INSTRUCTIONS FOR THE TASK |
What you return must match the records character for character.

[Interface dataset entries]
*** Block opens ***
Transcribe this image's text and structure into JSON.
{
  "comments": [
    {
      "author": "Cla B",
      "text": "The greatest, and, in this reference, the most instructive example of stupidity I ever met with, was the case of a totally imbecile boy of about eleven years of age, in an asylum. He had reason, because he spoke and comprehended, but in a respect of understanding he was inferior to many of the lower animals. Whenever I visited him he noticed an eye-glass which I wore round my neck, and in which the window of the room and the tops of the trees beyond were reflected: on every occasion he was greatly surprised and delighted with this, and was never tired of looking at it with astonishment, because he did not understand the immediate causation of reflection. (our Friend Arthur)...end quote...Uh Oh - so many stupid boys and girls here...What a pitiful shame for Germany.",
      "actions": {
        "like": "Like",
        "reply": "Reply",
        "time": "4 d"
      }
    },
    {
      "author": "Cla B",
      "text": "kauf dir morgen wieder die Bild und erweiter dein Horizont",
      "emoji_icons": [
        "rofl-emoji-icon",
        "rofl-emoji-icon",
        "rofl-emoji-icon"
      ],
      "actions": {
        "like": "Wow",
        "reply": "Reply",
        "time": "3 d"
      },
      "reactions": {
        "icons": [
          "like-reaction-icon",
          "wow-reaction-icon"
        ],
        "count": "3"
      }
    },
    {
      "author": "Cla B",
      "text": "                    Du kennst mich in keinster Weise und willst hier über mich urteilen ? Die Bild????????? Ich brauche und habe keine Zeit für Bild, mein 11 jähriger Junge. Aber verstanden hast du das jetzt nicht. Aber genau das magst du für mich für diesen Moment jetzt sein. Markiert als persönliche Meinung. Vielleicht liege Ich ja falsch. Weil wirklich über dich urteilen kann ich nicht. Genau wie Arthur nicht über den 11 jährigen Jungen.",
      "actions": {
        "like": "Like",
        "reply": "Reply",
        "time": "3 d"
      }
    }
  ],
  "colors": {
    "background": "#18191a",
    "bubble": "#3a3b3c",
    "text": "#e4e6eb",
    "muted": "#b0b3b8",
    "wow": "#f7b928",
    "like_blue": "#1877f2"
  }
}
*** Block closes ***
EXERCISE RESPONSE |
Transcribe this image's text and structure into JSON.
{
  "comments": [
    {
      "author": "Cla B",
      "text": "The greatest, and, in this reference, the most instructive example of stupidity I ever met with, was the case of a totally imbecile boy of about eleven years of age, in an asylum. He had reason, because he spoke and comprehended, but in a respect of understanding he was inferior to many of the lower animals. Whenever I visited him he noticed an eye-glass which I wore round my neck, and in which the window of the room and the tops of the trees beyond were reflected: on every occasion he was greatly surprised and delighted with this, and was never tired of looking at it with astonishment, because he did not understand the immediate causation of reflection. (our Friend Arthur)...end quote...Uh Oh - so many stupid boys and girls here...What a pitiful shame for Germany.",
      "actions": {
        "like": "Like",
        "reply": "Reply",
        "time": "4 d"
      }
    },
    {
      "author": "Cla B",
      "text": "kauf dir morgen wieder die Bild und erweiter dein Horizont",
      "emoji_icons": [
        "rofl-emoji-icon",
        "rofl-emoji-icon",
        "rofl-emoji-icon"
      ],
      "actions": {
        "like": "Wow",
        "reply": "Reply",
        "time": "3 d"
      },
      "reactions": {
        "icons": [
          "like-reaction-icon",
          "wow-reaction-icon"
        ],
        "count": "3"
      }
    },
    {
      "author": "Cla B",
      "text": "                    Du kennst mich in keinster Weise und willst hier über mich urteilen ? Die Bild????????? Ich brauche und habe keine Zeit für Bild, mein 11 jähriger Junge. Aber verstanden hast du das jetzt nicht. Aber genau das magst du für mich für diesen Moment jetzt sein. Markiert als persönliche Meinung. Vielleicht liege Ich ja falsch. Weil wirklich über dich urteilen kann ich nicht. Genau wie Arthur nicht über den 11 jährigen Jungen.",
      "actions": {
        "like": "Like",
        "reply": "Reply",
        "time": "3 d"
      }
    }
  ],
  "colors": {
    "background": "#18191a",
    "bubble": "#3a3b3c",
    "text": "#e4e6eb",
    "muted": "#b0b3b8",
    "wow": "#f7b928",
    "like_blue": "#1877f2"
  }
}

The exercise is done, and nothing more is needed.